Design the fitness criteria for evaluating the quality of a solution. This involves the execution of a candidate solution on a suite of test cases, reminiscent of the process of blackbox testing. In case of supervised learning, a distancebased function is employed to quantify the divergence of a candidate’s behavior from the desired one.
Design a parent selection and replacement policy. Central to every evolutionary algorithm is the concept of fitnessdriven selection in order to exert an evolutionary pressure towards promising areas of the program space. The replacement policy determines the way in which newly created offspring programs replace their parents in the population.
Design a variation mechanism for generating offspring from a parent or a set of parents. Standard GP uses two main variation operators: crossover and mutation. Crossover recombines parts of the structure of two individuals, whereas mutation stochastically alters a portion of the structure of an individual.
After a random initialization of a population of computer programs, an iterative application of selectionvariationreplacement is employed to improve the programs quality in a stepwise refinement way.
In order to transform a population, GP uses genetic operators. Considering the common tree representation of GP individuals, the standard genetic operators (crossover and mutation) act on the structure of the trees that represent the candidate solutions. In other terms, standard genetic operators act on the syntax of the programs. In this paper, we used genetic operators that, differently from the standard ones, are able to act at the semantic level. The definition of semantics used in this work is the one also proposed in [
However, to understand the differences between the genetic operators used in this work and the ones used in the standard GP algorithm, the latter are briefly described. The standard crossover operator is traditionally used to combine the genetic material of two parents by swapping a part of one parent with a part of the other. More in detail, after choosing two individuals based on their fitness, the crossover operator performs the following operations: (1) it selects a random subtree in each parent and (2) swaps the selected subtrees between the two parents (the resulting individuals are the children). The mutation operator introduces random changes in the structures of the individuals in the population. The most wellknown mutation operator, called subtree mutation, works as follows: (1) it randomly selects a point in a tree, (2) it removes whatever is currently at the selected point and whatever is below the selected point, and (3) it inserts a randomly generated tree at that point. This operation is controlled by a parameter that specifies the maximum size (usually measured in terms of tree depth) for the newly created subtree that is to be inserted.

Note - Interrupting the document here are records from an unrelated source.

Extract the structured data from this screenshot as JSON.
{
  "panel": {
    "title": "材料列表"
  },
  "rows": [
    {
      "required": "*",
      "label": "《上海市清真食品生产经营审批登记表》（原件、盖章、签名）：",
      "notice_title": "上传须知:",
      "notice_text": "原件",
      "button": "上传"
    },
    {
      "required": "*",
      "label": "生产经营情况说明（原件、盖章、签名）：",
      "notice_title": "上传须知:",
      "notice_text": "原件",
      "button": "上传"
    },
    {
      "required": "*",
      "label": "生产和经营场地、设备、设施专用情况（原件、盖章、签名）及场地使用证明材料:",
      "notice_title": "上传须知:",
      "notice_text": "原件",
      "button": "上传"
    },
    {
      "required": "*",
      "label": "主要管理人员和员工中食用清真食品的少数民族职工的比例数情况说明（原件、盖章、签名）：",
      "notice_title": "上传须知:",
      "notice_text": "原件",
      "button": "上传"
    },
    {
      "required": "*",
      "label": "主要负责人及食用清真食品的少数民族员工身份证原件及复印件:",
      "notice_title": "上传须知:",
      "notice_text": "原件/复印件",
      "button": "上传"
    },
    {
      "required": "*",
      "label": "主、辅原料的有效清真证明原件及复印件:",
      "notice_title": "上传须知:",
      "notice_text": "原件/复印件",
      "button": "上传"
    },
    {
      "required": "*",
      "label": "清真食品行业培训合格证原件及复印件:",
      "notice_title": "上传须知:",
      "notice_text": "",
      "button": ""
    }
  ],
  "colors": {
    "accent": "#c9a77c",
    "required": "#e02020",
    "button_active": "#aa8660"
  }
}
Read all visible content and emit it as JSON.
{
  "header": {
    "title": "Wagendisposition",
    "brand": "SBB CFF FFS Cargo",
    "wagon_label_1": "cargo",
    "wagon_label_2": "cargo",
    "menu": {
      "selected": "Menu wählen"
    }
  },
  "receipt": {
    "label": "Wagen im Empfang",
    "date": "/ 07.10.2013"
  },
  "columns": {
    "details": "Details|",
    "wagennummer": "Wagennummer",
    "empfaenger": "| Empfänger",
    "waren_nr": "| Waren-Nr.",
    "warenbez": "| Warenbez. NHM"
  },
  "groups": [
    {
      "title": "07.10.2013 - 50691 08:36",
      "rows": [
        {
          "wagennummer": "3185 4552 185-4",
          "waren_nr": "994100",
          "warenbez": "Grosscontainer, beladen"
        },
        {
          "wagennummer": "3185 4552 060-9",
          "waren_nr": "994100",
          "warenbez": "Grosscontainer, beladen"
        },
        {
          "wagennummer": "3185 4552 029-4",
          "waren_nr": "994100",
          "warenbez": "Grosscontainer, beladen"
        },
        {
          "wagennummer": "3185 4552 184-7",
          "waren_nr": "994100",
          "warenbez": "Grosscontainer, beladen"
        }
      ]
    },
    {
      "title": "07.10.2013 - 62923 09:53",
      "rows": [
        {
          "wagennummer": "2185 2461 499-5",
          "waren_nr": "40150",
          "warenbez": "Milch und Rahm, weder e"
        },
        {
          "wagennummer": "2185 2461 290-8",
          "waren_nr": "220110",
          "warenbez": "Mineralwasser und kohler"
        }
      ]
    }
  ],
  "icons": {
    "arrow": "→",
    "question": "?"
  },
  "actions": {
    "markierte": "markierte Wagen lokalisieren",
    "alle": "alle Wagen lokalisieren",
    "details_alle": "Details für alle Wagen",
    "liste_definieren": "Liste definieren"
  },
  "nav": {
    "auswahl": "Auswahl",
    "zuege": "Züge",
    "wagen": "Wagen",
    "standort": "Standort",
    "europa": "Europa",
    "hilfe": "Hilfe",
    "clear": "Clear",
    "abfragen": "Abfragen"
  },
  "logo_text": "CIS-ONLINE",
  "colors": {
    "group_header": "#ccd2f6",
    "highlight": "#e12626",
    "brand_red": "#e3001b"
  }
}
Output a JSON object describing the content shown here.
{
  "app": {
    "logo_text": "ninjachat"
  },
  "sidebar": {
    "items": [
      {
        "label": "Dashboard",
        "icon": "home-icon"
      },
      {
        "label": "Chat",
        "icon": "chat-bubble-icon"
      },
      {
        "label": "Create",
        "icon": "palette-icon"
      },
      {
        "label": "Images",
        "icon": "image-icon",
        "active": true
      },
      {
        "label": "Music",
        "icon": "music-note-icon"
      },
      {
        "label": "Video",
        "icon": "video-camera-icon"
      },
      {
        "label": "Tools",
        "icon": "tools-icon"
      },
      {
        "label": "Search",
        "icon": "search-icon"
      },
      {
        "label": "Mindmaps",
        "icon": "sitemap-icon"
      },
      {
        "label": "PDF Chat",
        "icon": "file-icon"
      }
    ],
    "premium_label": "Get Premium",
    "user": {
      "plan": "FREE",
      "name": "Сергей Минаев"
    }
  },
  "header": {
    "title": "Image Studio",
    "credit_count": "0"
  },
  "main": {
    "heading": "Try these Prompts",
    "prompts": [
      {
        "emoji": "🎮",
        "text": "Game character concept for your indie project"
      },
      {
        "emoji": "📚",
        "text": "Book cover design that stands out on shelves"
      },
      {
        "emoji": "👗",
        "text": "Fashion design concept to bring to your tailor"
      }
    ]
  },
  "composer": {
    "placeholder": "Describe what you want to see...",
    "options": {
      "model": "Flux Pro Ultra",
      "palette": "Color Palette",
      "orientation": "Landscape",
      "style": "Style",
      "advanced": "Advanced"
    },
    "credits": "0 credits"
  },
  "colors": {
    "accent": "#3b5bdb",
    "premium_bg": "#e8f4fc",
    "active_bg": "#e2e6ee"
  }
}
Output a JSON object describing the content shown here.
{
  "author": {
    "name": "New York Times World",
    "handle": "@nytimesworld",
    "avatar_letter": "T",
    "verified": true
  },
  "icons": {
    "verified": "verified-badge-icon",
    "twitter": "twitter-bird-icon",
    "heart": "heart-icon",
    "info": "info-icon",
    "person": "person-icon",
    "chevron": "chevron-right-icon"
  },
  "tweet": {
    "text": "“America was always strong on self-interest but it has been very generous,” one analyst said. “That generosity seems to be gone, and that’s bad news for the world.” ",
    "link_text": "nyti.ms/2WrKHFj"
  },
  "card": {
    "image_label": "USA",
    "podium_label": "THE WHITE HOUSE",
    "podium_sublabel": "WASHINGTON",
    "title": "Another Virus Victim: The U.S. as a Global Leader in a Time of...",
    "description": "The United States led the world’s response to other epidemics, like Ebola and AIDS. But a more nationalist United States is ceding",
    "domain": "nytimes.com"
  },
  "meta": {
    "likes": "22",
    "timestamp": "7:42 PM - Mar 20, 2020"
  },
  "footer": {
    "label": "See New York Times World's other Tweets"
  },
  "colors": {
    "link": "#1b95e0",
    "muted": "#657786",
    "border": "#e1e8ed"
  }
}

The authors declare that there is no conflict of interests regarding the publication of this paper.
The authors acknowledge Project MassGP (PTDC/EEICTP/2975/2012), FCT, Portugal.